about private property. This is something abolished (with very small
exceptions). I am talking about USSR, specially under Stalin, North Korea,
Maoist China, Cuba Yugoslavia, socialists Albania, the countries of the
2017-10-15 13:36 GMT-02:00 Adrian Ashfield <a.ashfi...@verizon.net>:
> Capitalism has a far better record for increasing a country's wealth than
> Socialism. The problem with Socialism is that it reduces incentives to
> work. I lived in England when the top tax rate was 93% and on top of that
> there was a purchase tax of 33.3%. What is the point of working harder and
> longer when you get to keep so little? The government also nationalized
> major industries that prompt;y went downhill. Many of us then emigrated.
> It was known as the brain drain.
> When I was young most businesses treated their employees better and there
> was a sense of loyalty in both directions. Increased profits were shared
> to some extent. T hat has all changed since the 1970s.
> Richard Thaler,who has just won the Nobel prize in economics, has
> corrected some of the flaws in economic theory, but the damage has already
> been done. My point was that it will be a different game with 30 - 50%
> unemployed. In general it would be better for the individual to decide how
> to spend his money rather than have some socialist bureaucrat do it. Hence
> -----Original Message-----
> From: Daniel Rocha <danieldi...@gmail.com>
> To: John Milstone <firstname.lastname@example.org>
> Sent: Sat, Oct 14, 2017 11:35 pm
> Subject: Re: [Vo]:Robots to replace writers.
> It's a matter of perspective of to works for who and to whom. In my
> perspective, capitalism has been tried and never worked. Socialism (I

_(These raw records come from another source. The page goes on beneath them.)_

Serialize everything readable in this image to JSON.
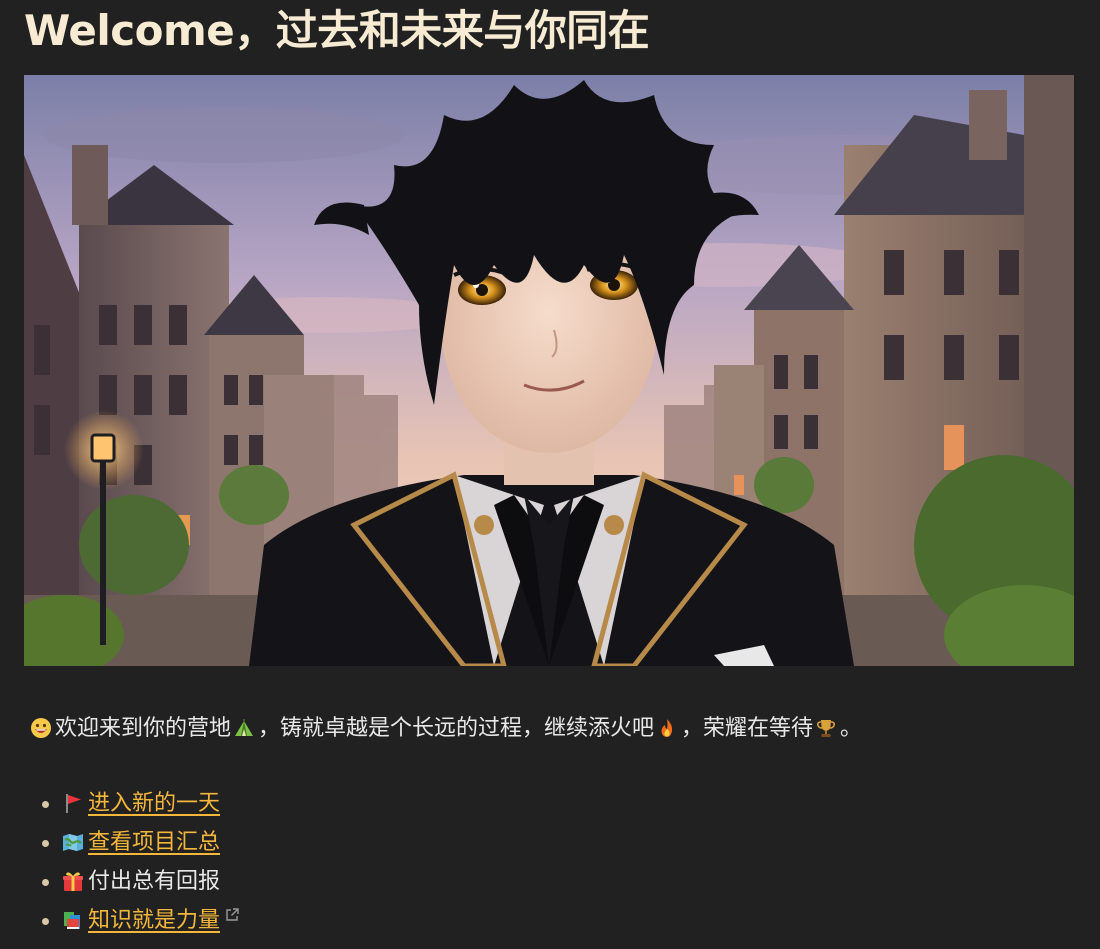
{
  "page": {
    "title": "Welcome，过去和未来与你同在"
  },
  "hero": {
    "image_name": "anime-boy-in-black-suit-on-old-town-street-at-sunset"
  },
  "intro": {
    "segments": [
      {
        "type": "icon",
        "name": "grinning-face-emoji"
      },
      {
        "type": "text",
        "value": "欢迎来到你的营地"
      },
      {
        "type": "icon",
        "name": "tent-emoji"
      },
      {
        "type": "text",
        "value": "，铸就卓越是个长远的过程，继续添火吧"
      },
      {
        "type": "icon",
        "name": "fire-emoji"
      },
      {
        "type": "text",
        "value": "，荣耀在等待"
      },
      {
        "type": "icon",
        "name": "trophy-emoji"
      },
      {
        "type": "text",
        "value": "。"
      }
    ],
    "t1": "欢迎来到你的营地",
    "t2": "，铸就卓越是个长远的过程，继续添火吧",
    "t3": "，荣耀在等待",
    "t4": "。"
  },
  "links": [
    {
      "icon": "red-flag-icon",
      "label": "进入新的一天",
      "is_link": true,
      "external": false
    },
    {
      "icon": "map-icon",
      "label": "查看项目汇总",
      "is_link": true,
      "external": false
    },
    {
      "icon": "gift-icon",
      "label": "付出总有回报",
      "is_link": false,
      "external": false
    },
    {
      "icon": "books-icon",
      "label": "知识就是力量",
      "is_link": true,
      "external": true
    }
  ],
  "colors": {
    "background": "#212121",
    "title": "#f7ecd3",
    "text": "#e8e8e8",
    "link": "#f5b73a"
  }
}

> reserve communism for something else, utopic) always worked better on
> average for most individuals, within my parameters. I didn't see it not
> working but rather being defeated by external force, in most places though(
> there is still North Korea and Cuba). The sheer lack of planning, leaving
> stuff for random market forces, will necessarily lead to ultimate
> destruction of capitalism, what comes next is anybody guess.
> Note, I didn't address the state of affairs as power, but of
> responsibility that a given system gives to individuals. I don't see greed
> as a thing or an issue at all. I don't see it greed arising from evolution,
> so I don't see it as human nature, it is lack of planning, lack of
> accountability, on ideological level. This is why I see socialism as more
> akin to human nature, but capitalism must be really destroyed, even at
> ideological level, similar to the idea of serfdom or slavery. Then, the
> idea of socialism will have to be destroyed in order to achieve communism.
> Robots and AI will always be under the command of some people, so, I don't
> see any hope in there. Machines will not achieve a transition to complete
> control out of nowhere, similar to sky net. I don't see technology as
> something that arises from a given economic system. It is rather applied
> scientific method to solve problems and that's it. So, the British taking
> technology here or there is not something good or bad, rather, it is its
> use that matters.
> I don't hope to convince anyone, I am showing a way out, in case anyone
> reads this someday. I won't typein capslock like "Che" does, because,
> ultimately, as my father says, if you don't learn by means of love, you
> will learn by pain (and no, I am not saying in the hands of communists,
> quite the opposite).
Daniel Rocha - RJ